Hi Jesse, what’s an average day like for you in your studio?
I need a lot of stimulation when I’m in my studio to keep me in there. Usually, I will have music, a sitcom or a podcast on in the background. My digital embroidery machine will be busting out the orders and I will be drawing, sewing or cooking something up beneath all the chaos. As you can imagine my neighbours love me.
You’ve just shown in a couple of group shows – one being Lazy Oaf’s ‘Take A Break’ – how were they, what did you show?
The shows have been liberating. I have loved having the opportunity to make larger and more experimental pieces. In both exhibitions, I made rugs, which is my new found obsession. I really enjoyed watching people interact with them and give in to their urge to give them a feel. I encourage that! (unless they have just had a greasy mcdons) I always want to touch artwork in galleries but got told off a lot so have to resist these days.
Do you have any plans for a solo show anytime soon?
I think a solo show will be one of my next moves in 2019. It will 100% feature some large-scale rugs and I also want to make some sculptures.
Tell us about your process – how you think of ideas for pieces?
I always carry a really cheap sketchbook and pencil/biro around with me. I usually come up with ideas when I am at my job or on public transport. I think a lot comes from observing people, escaping reality and finding the world a bit strange. I like translating all of this into brightly coloured and chaotic compositions. I guess my work is an extension of how my mind works.
What 5 things in your studio inspire you?
This tends to change but at the moment…
1. Music is always giving me snippets of lyrics which I run with for a patch idea usually
2. Clarice Cliff – The Bizarre Affair – my go-to book when I’m stuck on composition
3. Past work hanging up inspires me to get off my ass and make new work, as I usually go off pieces within a month.
4. I keep scraps of fabric that I cut up with my huge collection of scissors to play around with shape and colour when I am lacking in inspiration
5. Food – snacks are very inspiring when creating work as they allow you time to chomp over things.
Also, the packaging can help you think of ideas. Pom bears helped me out a lot last week.
Tell us about textiles – it’s a slightly unusual medium for an illustrator, what makes it so good to work with?
My process of making is very sporadic and on the spot. Fabrics, embroidery, and wool enable me to work out what works through actively doing, there doesn’t have to be too much planning beforehand.

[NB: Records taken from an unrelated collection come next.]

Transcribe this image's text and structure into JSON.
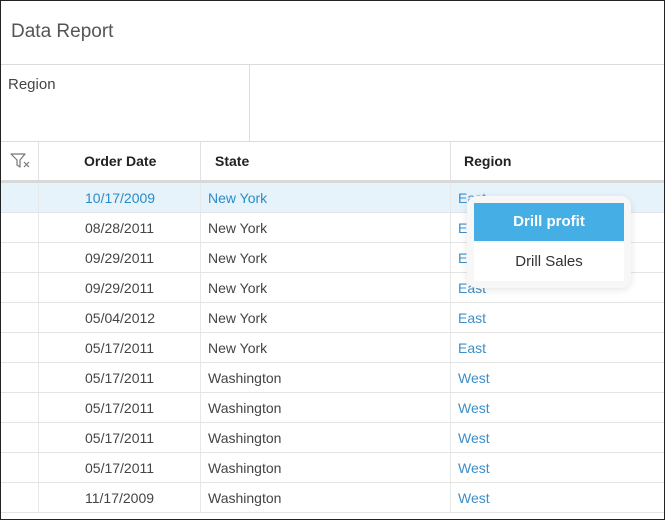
{
  "report": {
    "title": "Data Report"
  },
  "group_panel": {
    "label": "Region"
  },
  "table": {
    "columns": [
      "Order Date",
      "State",
      "Region"
    ],
    "rows": [
      {
        "date": "10/17/2009",
        "state": "New York",
        "region": "East",
        "selected": true
      },
      {
        "date": "08/28/2011",
        "state": "New York",
        "region": "East"
      },
      {
        "date": "09/29/2011",
        "state": "New York",
        "region": "East"
      },
      {
        "date": "09/29/2011",
        "state": "New York",
        "region": "East"
      },
      {
        "date": "05/04/2012",
        "state": "New York",
        "region": "East"
      },
      {
        "date": "05/17/2011",
        "state": "New York",
        "region": "East"
      },
      {
        "date": "05/17/2011",
        "state": "Washington",
        "region": "West"
      },
      {
        "date": "05/17/2011",
        "state": "Washington",
        "region": "West"
      },
      {
        "date": "05/17/2011",
        "state": "Washington",
        "region": "West"
      },
      {
        "date": "05/17/2011",
        "state": "Washington",
        "region": "West"
      },
      {
        "date": "11/17/2009",
        "state": "Washington",
        "region": "West"
      }
    ]
  },
  "context_menu": {
    "items": [
      {
        "label": "Drill profit",
        "active": true
      },
      {
        "label": "Drill Sales",
        "active": false
      }
    ]
  },
  "icons": {
    "filter": "filter-icon"
  },
  "colors": {
    "accent": "#45aee4",
    "link": "#3d8ec9",
    "selected_row": "#e6f3fb"
  }
}
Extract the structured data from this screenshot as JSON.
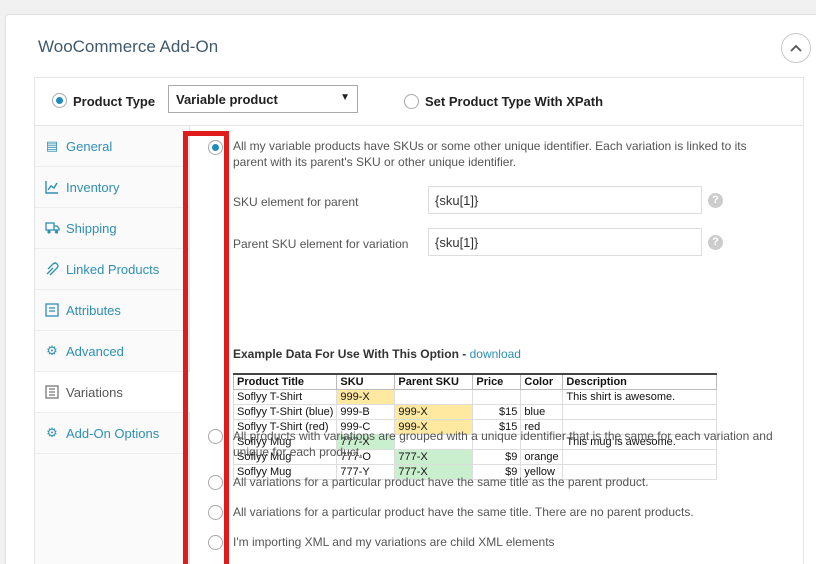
{
  "panel": {
    "title": "WooCommerce Add-On"
  },
  "product_type": {
    "label": "Product Type",
    "select_value": "Variable product",
    "xpath_label": "Set Product Type With XPath"
  },
  "sidebar": {
    "items": [
      {
        "label": "General",
        "icon": "general-icon"
      },
      {
        "label": "Inventory",
        "icon": "inventory-icon"
      },
      {
        "label": "Shipping",
        "icon": "shipping-icon"
      },
      {
        "label": "Linked Products",
        "icon": "linked-products-icon"
      },
      {
        "label": "Attributes",
        "icon": "attributes-icon"
      },
      {
        "label": "Advanced",
        "icon": "gear-icon"
      },
      {
        "label": "Variations",
        "icon": "variations-icon"
      },
      {
        "label": "Add-On Options",
        "icon": "gear-icon"
      }
    ]
  },
  "variations": {
    "option1": "All my variable products have SKUs or some other unique identifier. Each variation is linked to its parent with its parent's SKU or other unique identifier.",
    "sku_parent_label": "SKU element for parent",
    "sku_parent_value": "{sku[1]}",
    "parent_sku_label": "Parent SKU element for variation",
    "parent_sku_value": "{sku[1]}",
    "example_title": "Example Data For Use With This Option",
    "example_sep": " - ",
    "example_link": "download",
    "option2": "All products with variations are grouped with a unique identifier that is the same for each variation and unique for each product.",
    "option3": "All variations for a particular product have the same title as the parent product.",
    "option4": "All variations for a particular product have the same title. There are no parent products.",
    "option5": "I'm importing XML and my variations are child XML elements"
  },
  "example_table": {
    "headers": [
      "Product Title",
      "SKU",
      "Parent SKU",
      "Price",
      "Color",
      "Description"
    ],
    "rows": [
      [
        "Soflyy T-Shirt",
        "999-X",
        "",
        "",
        "",
        "This shirt is awesome."
      ],
      [
        "Soflyy T-Shirt (blue)",
        "999-B",
        "999-X",
        "$15",
        "blue",
        ""
      ],
      [
        "Soflyy T-Shirt (red)",
        "999-C",
        "999-X",
        "$15",
        "red",
        ""
      ],
      [
        "Soflyy Mug",
        "777-X",
        "",
        "",
        "",
        "This mug is awesome."
      ],
      [
        "Soflyy Mug",
        "777-O",
        "777-X",
        "$9",
        "orange",
        ""
      ],
      [
        "Soflyy Mug",
        "777-Y",
        "777-X",
        "$9",
        "yellow",
        ""
      ]
    ],
    "highlights": {
      "yellow": "#ffe8a0",
      "green": "#c9efcf"
    }
  },
  "colors": {
    "accent": "#2e8fb4",
    "highlight_border": "#e01b1b",
    "title": "#40596b"
  }
}
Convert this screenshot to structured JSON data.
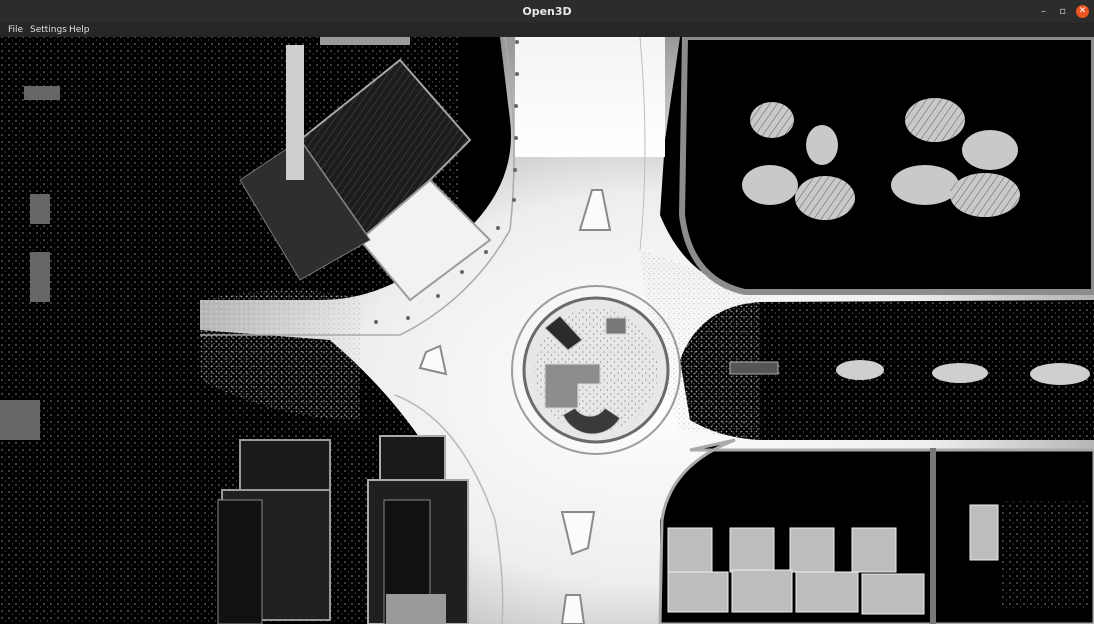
{
  "window": {
    "title": "Open3D",
    "controls": {
      "minimize": "–",
      "maximize": "▫",
      "close": "✕"
    },
    "accent_close": "#e95420"
  },
  "menubar": {
    "items": [
      "File",
      "Settings",
      "Help"
    ]
  },
  "viewport": {
    "content": "point-cloud-render",
    "background": "#000000"
  }
}
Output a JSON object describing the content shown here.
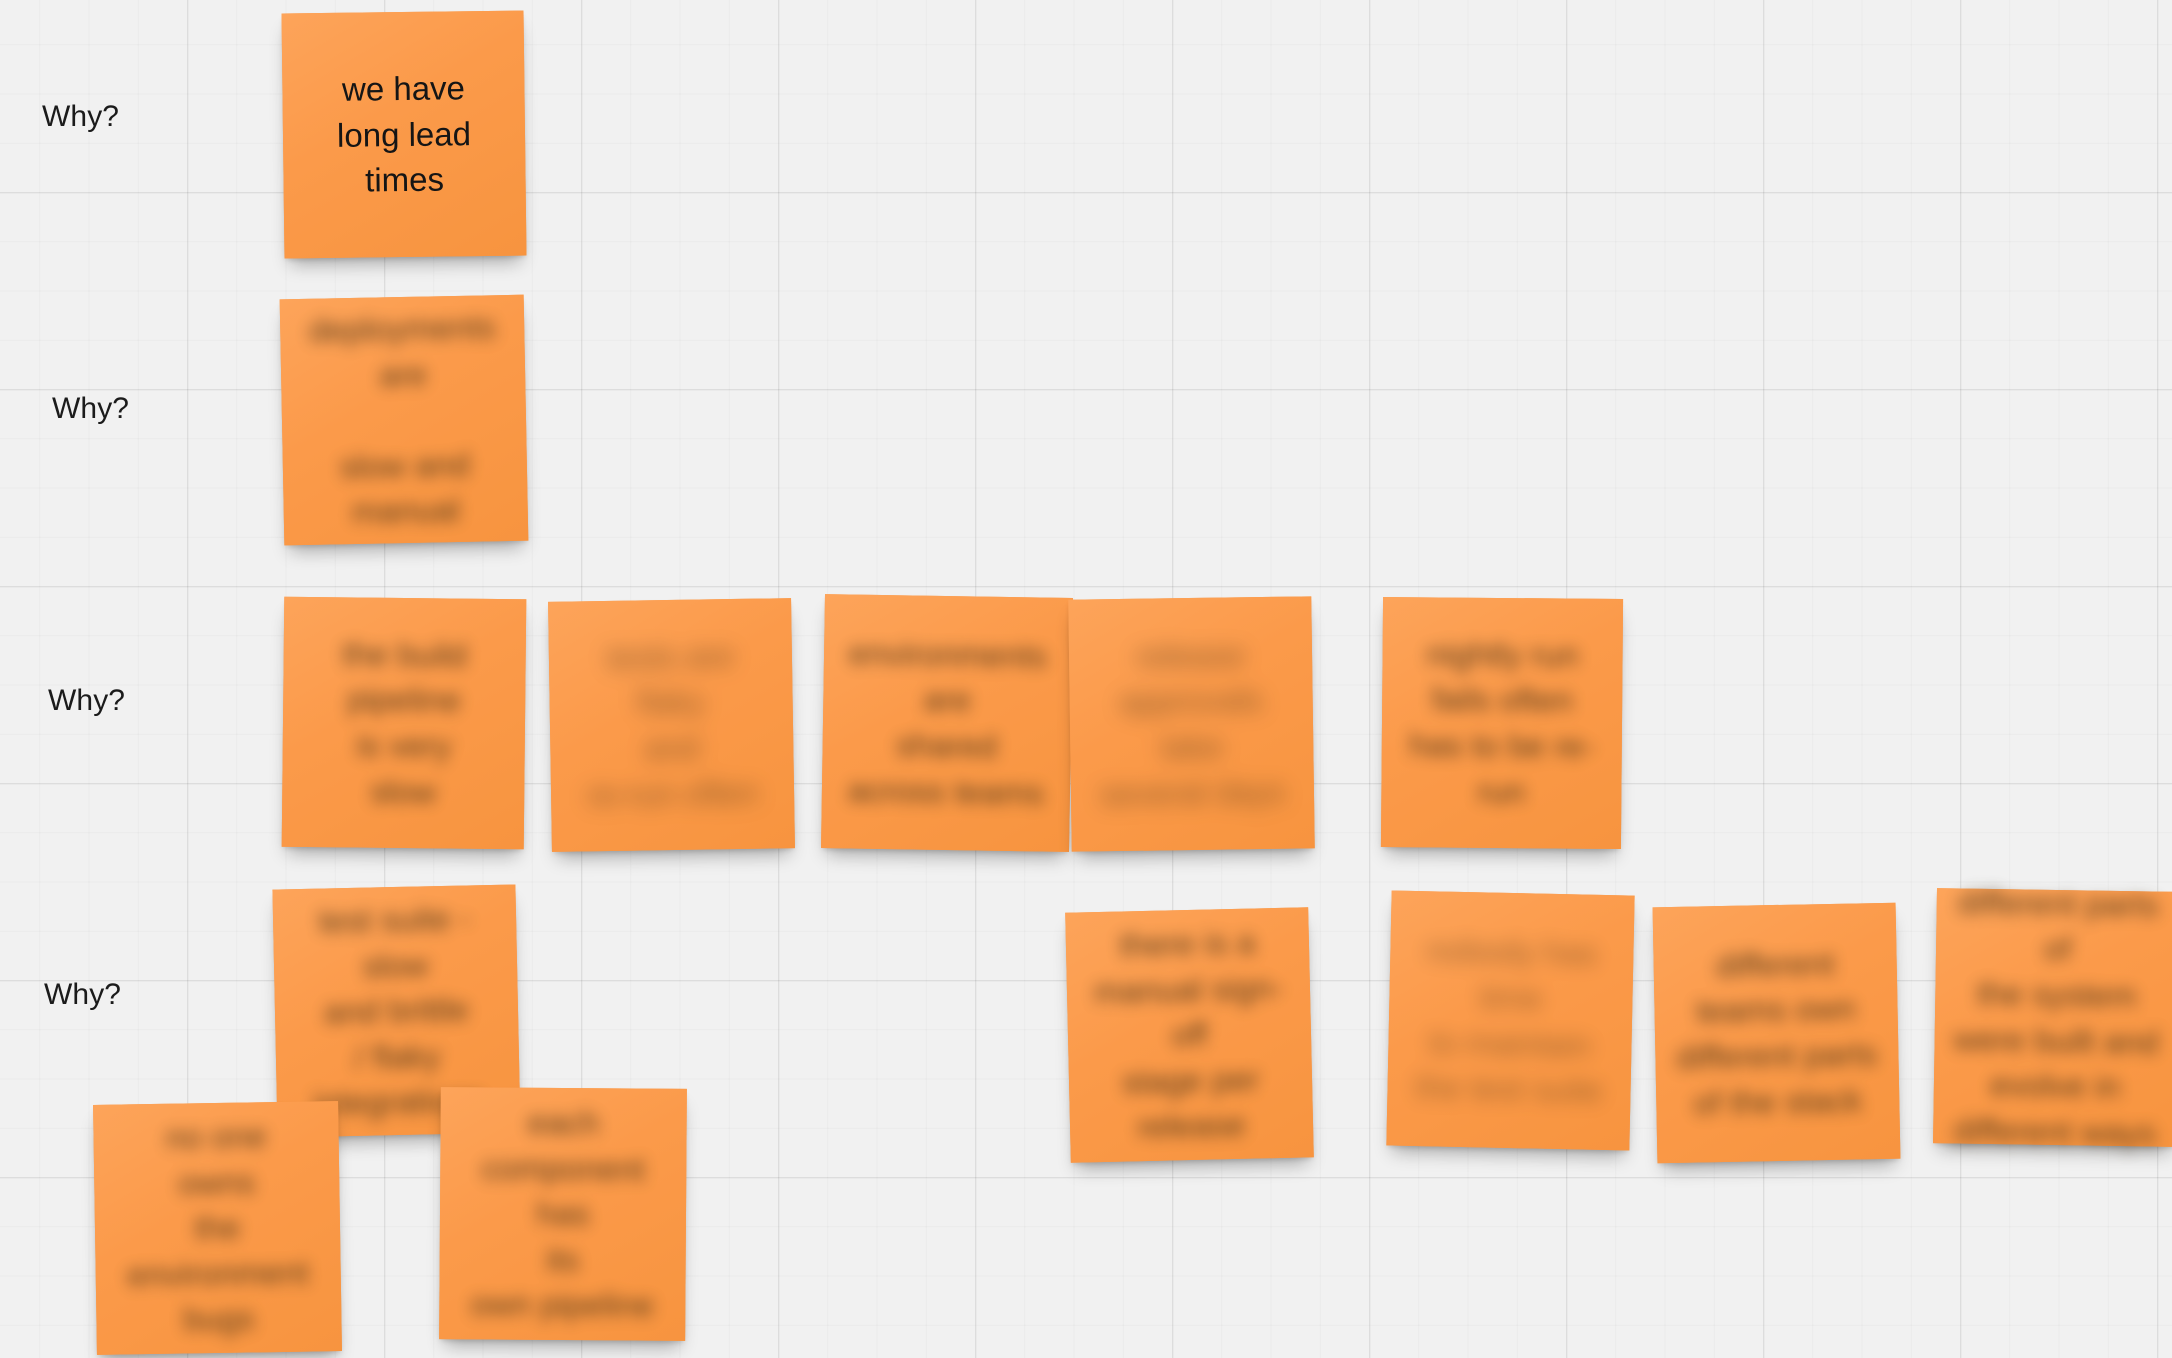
{
  "board": {
    "background_color": "#f1f1f1",
    "grid_minor_color": "#e8e8e8",
    "grid_major_color": "#dedede",
    "note_color": "#fb9a4a",
    "text_color": "#151515"
  },
  "row_labels": [
    {
      "text": "Why?"
    },
    {
      "text": "Why?"
    },
    {
      "text": "Why?"
    },
    {
      "text": "Why?"
    }
  ],
  "notes": [
    {
      "id": "n1",
      "row": 1,
      "text": "we have\nlong lead\ntimes",
      "redacted": false
    },
    {
      "id": "n2",
      "row": 2,
      "text": "deployments are\n\nslow and manual",
      "redacted": true
    },
    {
      "id": "n3",
      "row": 3,
      "text": "the build\npipeline\nis very\nslow",
      "redacted": true
    },
    {
      "id": "n4",
      "row": 3,
      "text": "tests are\nflaky\nand\nre-run often",
      "redacted": true
    },
    {
      "id": "n5",
      "row": 3,
      "text": "environments\nare\nshared\nacross teams",
      "redacted": true
    },
    {
      "id": "n6",
      "row": 3,
      "text": "release\napprovals take\nseveral days",
      "redacted": true
    },
    {
      "id": "n7",
      "row": 3,
      "text": "nightly run\nfails often\nhas to be re-run",
      "redacted": true
    },
    {
      "id": "n8",
      "row": 4,
      "text": "test suite -\nslow\nand brittle\n/ flaky integrations",
      "redacted": true
    },
    {
      "id": "n9",
      "row": 4,
      "text": "no one\nowns\nthe\nenvironment bugs",
      "redacted": true
    },
    {
      "id": "n10",
      "row": 4,
      "text": "each component\nhas\nits\nown pipeline",
      "redacted": true
    },
    {
      "id": "n11",
      "row": 4,
      "text": "there is a\nmanual sign-off\nstage per\nrelease",
      "redacted": true
    },
    {
      "id": "n12",
      "row": 4,
      "text": "nobody has time\nto maintain\nthe test suite",
      "redacted": true
    },
    {
      "id": "n13",
      "row": 4,
      "text": "different\nteams own\ndifferent parts\nof the stack",
      "redacted": true
    },
    {
      "id": "n14",
      "row": 4,
      "text": "different parts of\nthe system\nwere built and\nevolve in different ways",
      "redacted": true
    }
  ]
}
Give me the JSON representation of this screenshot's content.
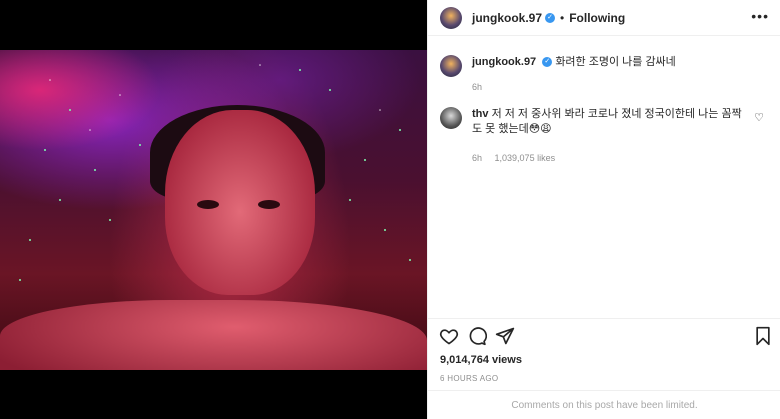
{
  "post": {
    "photo_alt": "photo"
  },
  "header": {
    "username": "jungkook.97",
    "separator": "•",
    "follow_status": "Following",
    "more_label": "•••"
  },
  "caption": {
    "username": "jungkook.97",
    "text": "화려한 조명이 나를 감싸네",
    "time": "6h"
  },
  "comments": [
    {
      "username": "thv",
      "text": "저 저 저 중사위 봐라 코로나 졌네 정국이한테 나는 꼼짝도 못 했는데😳😩",
      "time": "6h",
      "likes": "1,039,075 likes"
    }
  ],
  "stats": {
    "views": "9,014,764 views",
    "time_ago": "6 HOURS AGO"
  },
  "footer": {
    "comments_limited": "Comments on this post have been limited."
  },
  "icons": {
    "like": "heart-icon",
    "comment": "comment-icon",
    "share": "share-icon",
    "save": "bookmark-icon",
    "verified": "verified-badge-icon",
    "comment_like": "small-heart-icon"
  }
}
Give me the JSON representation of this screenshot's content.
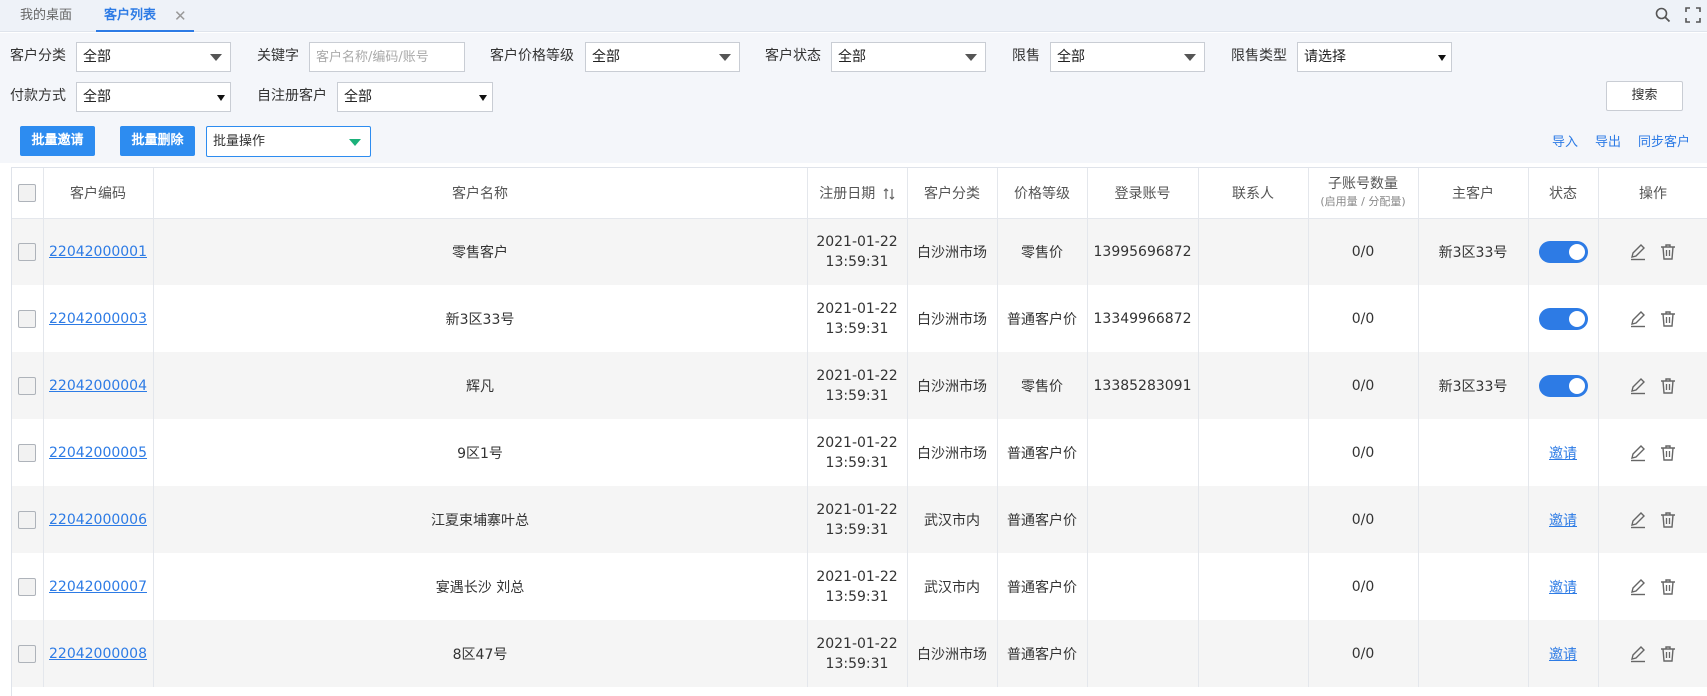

I also love the limitations textiles give and think the naiveties add to my aesthetic – you get, away with more! Lastly, the literal fact that the work can come to life and play a part in the physical world really excites me. I love the idea that it could pop up anywhere at any time, for example, last week I saw somebody on the tube wearing one of my patches and It made my day way less shitty.